### TRY IT
Where in the data below does the word "text" appear? Copy every line that has it.

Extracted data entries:

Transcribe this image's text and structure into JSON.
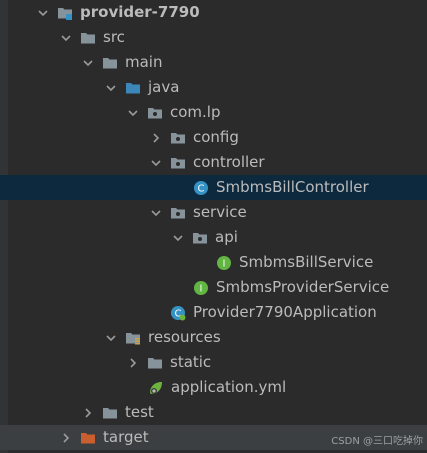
{
  "tree": {
    "items": [
      {
        "label": "provider-7790",
        "state": "expanded",
        "icon": "module-folder-icon",
        "bold": true
      },
      {
        "label": "src",
        "state": "expanded",
        "icon": "folder-icon"
      },
      {
        "label": "main",
        "state": "expanded",
        "icon": "folder-icon"
      },
      {
        "label": "java",
        "state": "expanded",
        "icon": "source-root-folder-icon"
      },
      {
        "label": "com.lp",
        "state": "expanded",
        "icon": "package-icon"
      },
      {
        "label": "config",
        "state": "collapsed",
        "icon": "package-icon"
      },
      {
        "label": "controller",
        "state": "expanded",
        "icon": "package-icon"
      },
      {
        "label": "SmbmsBillController",
        "state": "leaf",
        "icon": "class-icon",
        "selected": true
      },
      {
        "label": "service",
        "state": "expanded",
        "icon": "package-icon"
      },
      {
        "label": "api",
        "state": "expanded",
        "icon": "package-icon"
      },
      {
        "label": "SmbmsBillService",
        "state": "leaf",
        "icon": "interface-icon"
      },
      {
        "label": "SmbmsProviderService",
        "state": "leaf",
        "icon": "interface-icon"
      },
      {
        "label": "Provider7790Application",
        "state": "leaf",
        "icon": "spring-boot-class-icon"
      },
      {
        "label": "resources",
        "state": "expanded",
        "icon": "resources-folder-icon"
      },
      {
        "label": "static",
        "state": "collapsed",
        "icon": "folder-icon"
      },
      {
        "label": "application.yml",
        "state": "leaf",
        "icon": "spring-config-yml-icon"
      },
      {
        "label": "test",
        "state": "collapsed",
        "icon": "folder-icon"
      },
      {
        "label": "target",
        "state": "collapsed",
        "icon": "excluded-folder-icon",
        "orange": true
      }
    ]
  },
  "watermark": "CSDN @三口吃掉你",
  "colors": {
    "background": "#2b2b2b",
    "selection": "#0d293e",
    "text": "#bbbbbb",
    "class_icon": "#3592c4",
    "interface_icon": "#62b543",
    "excluded_folder": "#c95f2e"
  }
}
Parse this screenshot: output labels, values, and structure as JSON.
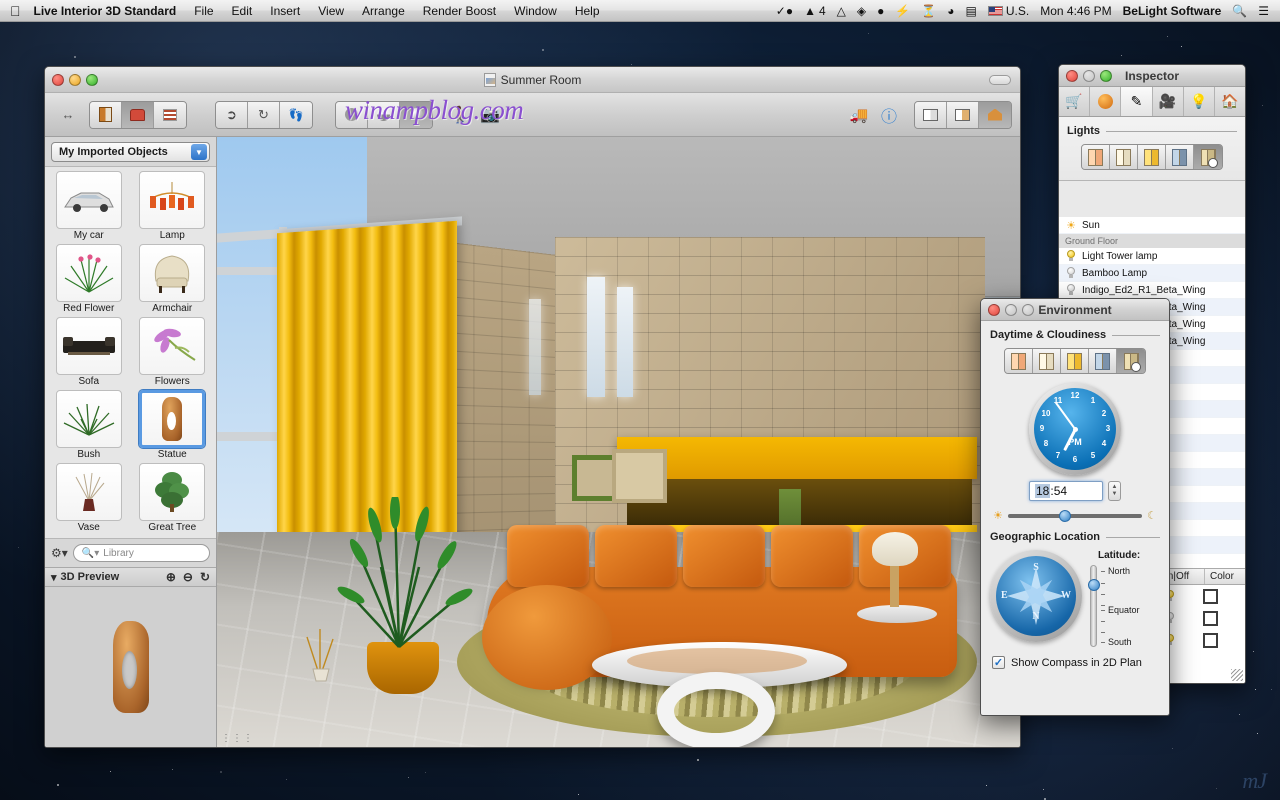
{
  "menubar": {
    "apple_icon": "apple-icon",
    "app_name": "Live Interior 3D Standard",
    "menus": [
      "File",
      "Edit",
      "Insert",
      "View",
      "Arrange",
      "Render Boost",
      "Window",
      "Help"
    ],
    "status_icons": [
      "checkmark-circle-icon",
      "adobe-icon",
      "google-drive-icon",
      "dropbox-globe-icon",
      "evernote-icon",
      "flash-icon",
      "time-machine-icon",
      "wifi-icon",
      "battery-icon"
    ],
    "adobe_badge": "4",
    "input_language": "U.S.",
    "clock": "Mon 4:46 PM",
    "user": "BeLight Software",
    "search_icon": "search-icon",
    "notification_icon": "notification-center-icon"
  },
  "main_window": {
    "document_title": "Summer Room",
    "document_icon": "document-icon",
    "watermark": "winampblog.com",
    "toolbar": {
      "resize_icon": "arrows-horizontal-icon",
      "mode_buttons": [
        {
          "name": "floor-plan-button",
          "icon": "building-icon",
          "selected": false
        },
        {
          "name": "furniture-button",
          "icon": "armchair-icon",
          "selected": true
        },
        {
          "name": "list-view-button",
          "icon": "list-icon",
          "selected": false
        }
      ],
      "tool_buttons": [
        {
          "name": "select-tool",
          "icon": "arrow-cursor-icon",
          "selected": false
        },
        {
          "name": "rotate-tool",
          "icon": "rotate-icon",
          "selected": false
        },
        {
          "name": "measure-tool",
          "icon": "footprints-icon",
          "selected": false
        }
      ],
      "render_buttons": [
        {
          "name": "flat-render-button",
          "icon": "sphere-flat-icon",
          "selected": false
        },
        {
          "name": "shaded-render-button",
          "icon": "sphere-shaded-icon",
          "selected": false
        },
        {
          "name": "realistic-render-button",
          "icon": "sphere-realistic-icon",
          "selected": true
        }
      ],
      "walk_button": {
        "name": "walkthrough-button",
        "icon": "walking-person-icon"
      },
      "camera_button": {
        "name": "camera-button",
        "icon": "camera-icon"
      },
      "elevate_button": {
        "name": "elevation-button",
        "icon": "forklift-icon"
      },
      "info_button": {
        "name": "info-button",
        "icon": "info-circle-icon"
      },
      "view_buttons": [
        {
          "name": "split-view-button",
          "icon": "split-view-icon",
          "selected": false
        },
        {
          "name": "plan-3d-view-button",
          "icon": "plan-3d-icon",
          "selected": false
        },
        {
          "name": "3d-view-button",
          "icon": "house-3d-icon",
          "selected": true
        }
      ]
    }
  },
  "sidebar": {
    "library_select": "My Imported Objects",
    "dropdown_icon": "chevron-down-icon",
    "objects": [
      {
        "label": "My car",
        "icon": "car-thumb",
        "selected": false
      },
      {
        "label": "Lamp",
        "icon": "chandelier-thumb",
        "selected": false
      },
      {
        "label": "Red Flower",
        "icon": "red-flower-thumb",
        "selected": false
      },
      {
        "label": "Armchair",
        "icon": "armchair-thumb",
        "selected": false
      },
      {
        "label": "Sofa",
        "icon": "sofa-thumb",
        "selected": false
      },
      {
        "label": "Flowers",
        "icon": "flowers-thumb",
        "selected": false
      },
      {
        "label": "Bush",
        "icon": "bush-thumb",
        "selected": false
      },
      {
        "label": "Statue",
        "icon": "statue-thumb",
        "selected": true
      },
      {
        "label": "Vase",
        "icon": "vase-thumb",
        "selected": false
      },
      {
        "label": "Great Tree",
        "icon": "tree-thumb",
        "selected": false
      }
    ],
    "gear_icon": "gear-icon",
    "search_placeholder": "Library",
    "search_value": "",
    "search_icon": "search-icon",
    "preview": {
      "title": "3D Preview",
      "disclosure_icon": "triangle-down-icon",
      "zoom_in_icon": "zoom-in-icon",
      "zoom_out_icon": "zoom-out-icon",
      "rotate_icon": "rotate-arrow-icon"
    }
  },
  "inspector": {
    "title": "Inspector",
    "tabs": [
      {
        "name": "object-tab",
        "icon": "furniture-ruler-icon",
        "selected": false
      },
      {
        "name": "material-tab",
        "icon": "orange-sphere-icon",
        "selected": false
      },
      {
        "name": "edit-tab",
        "icon": "pencil-pad-icon",
        "selected": true
      },
      {
        "name": "camera-tab",
        "icon": "video-camera-icon",
        "selected": false
      },
      {
        "name": "light-tab",
        "icon": "lightbulb-icon",
        "selected": false
      },
      {
        "name": "building-tab",
        "icon": "house-icon",
        "selected": false
      }
    ],
    "section_title": "Lights",
    "light_modes": [
      {
        "name": "light-mode-warm",
        "icon": "window-warm-icon",
        "selected": false
      },
      {
        "name": "light-mode-neutral",
        "icon": "window-neutral-icon",
        "selected": false
      },
      {
        "name": "light-mode-bright",
        "icon": "window-bright-icon",
        "selected": false
      },
      {
        "name": "light-mode-cool",
        "icon": "window-cool-icon",
        "selected": false
      },
      {
        "name": "light-mode-auto",
        "icon": "window-clock-icon",
        "selected": true
      }
    ],
    "list": [
      {
        "type": "item",
        "label": "Sun",
        "icon": "sun-icon",
        "state": "on"
      },
      {
        "type": "group",
        "label": "Ground Floor"
      },
      {
        "type": "item",
        "label": "Light Tower lamp",
        "icon": "bulb-icon",
        "state": "on"
      },
      {
        "type": "item",
        "label": "Bamboo Lamp",
        "icon": "bulb-icon",
        "state": "off"
      },
      {
        "type": "item",
        "label": "Indigo_Ed2_R1_Beta_Wing",
        "icon": "bulb-icon",
        "state": "off"
      },
      {
        "type": "item",
        "label": "Indigo_Ed2_R1_Beta_Wing",
        "icon": "bulb-icon",
        "state": "off"
      },
      {
        "type": "item",
        "label": "Indigo_Ed2_R1_Beta_Wing",
        "icon": "bulb-icon",
        "state": "off"
      },
      {
        "type": "item",
        "label": "Indigo_Ed2_R1_Beta_Wing",
        "icon": "bulb-icon",
        "state": "off"
      }
    ],
    "columns": [
      "On|Off",
      "Color"
    ],
    "color_rows": [
      {
        "icon": "bulb-icon",
        "state": "on",
        "color": "#ffffff"
      },
      {
        "icon": "bulb-icon",
        "state": "off",
        "color": "#ffffff"
      },
      {
        "icon": "bulb-icon",
        "state": "on",
        "color": "#ffffff"
      }
    ],
    "resize_grip": "resize-grip-icon"
  },
  "environment": {
    "title": "Environment",
    "daytime_title": "Daytime & Cloudiness",
    "cloud_modes": [
      {
        "name": "cloud-mode-sunset",
        "icon": "window-sunset-icon",
        "selected": false
      },
      {
        "name": "cloud-mode-overcast",
        "icon": "window-overcast-icon",
        "selected": false
      },
      {
        "name": "cloud-mode-sunny",
        "icon": "window-sunny-icon",
        "selected": false
      },
      {
        "name": "cloud-mode-night",
        "icon": "window-night-icon",
        "selected": false
      },
      {
        "name": "cloud-mode-auto",
        "icon": "window-clock-icon",
        "selected": true
      }
    ],
    "clock": {
      "numbers": [
        "12",
        "1",
        "2",
        "3",
        "4",
        "5",
        "6",
        "7",
        "8",
        "9",
        "10",
        "11"
      ],
      "period": "PM",
      "hour_angle": 207,
      "minute_angle": 324
    },
    "time_value": "18:54",
    "time_value_hours": "18",
    "time_value_sep": ":",
    "time_value_minutes": "54",
    "stepper_icon": "stepper-icon",
    "daylight_slider": {
      "left_icon": "sunrise-icon",
      "right_icon": "moon-icon",
      "position_pct": 38
    },
    "geo_title": "Geographic Location",
    "compass_icon": "compass-rose-icon",
    "compass_directions": [
      "N",
      "E",
      "S",
      "W"
    ],
    "latitude_label": "Latitude:",
    "latitude_ticks": [
      "North",
      "Equator",
      "South"
    ],
    "latitude_knob_pct": 16,
    "checkbox": {
      "label": "Show Compass in 2D Plan",
      "checked": true,
      "icon": "checkmark-icon"
    }
  },
  "viewport": {
    "grip_icon": "resize-grip-icon",
    "scene_description": "3D rendered living room with yellow curtains, stone wall, orange sectional sofa and oval coffee table"
  },
  "desktop": {
    "watermark": "mJ"
  }
}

### RESPONSE AREA
Transcribe this image's text and structure into JSON.
    "text": "#bbbbbb",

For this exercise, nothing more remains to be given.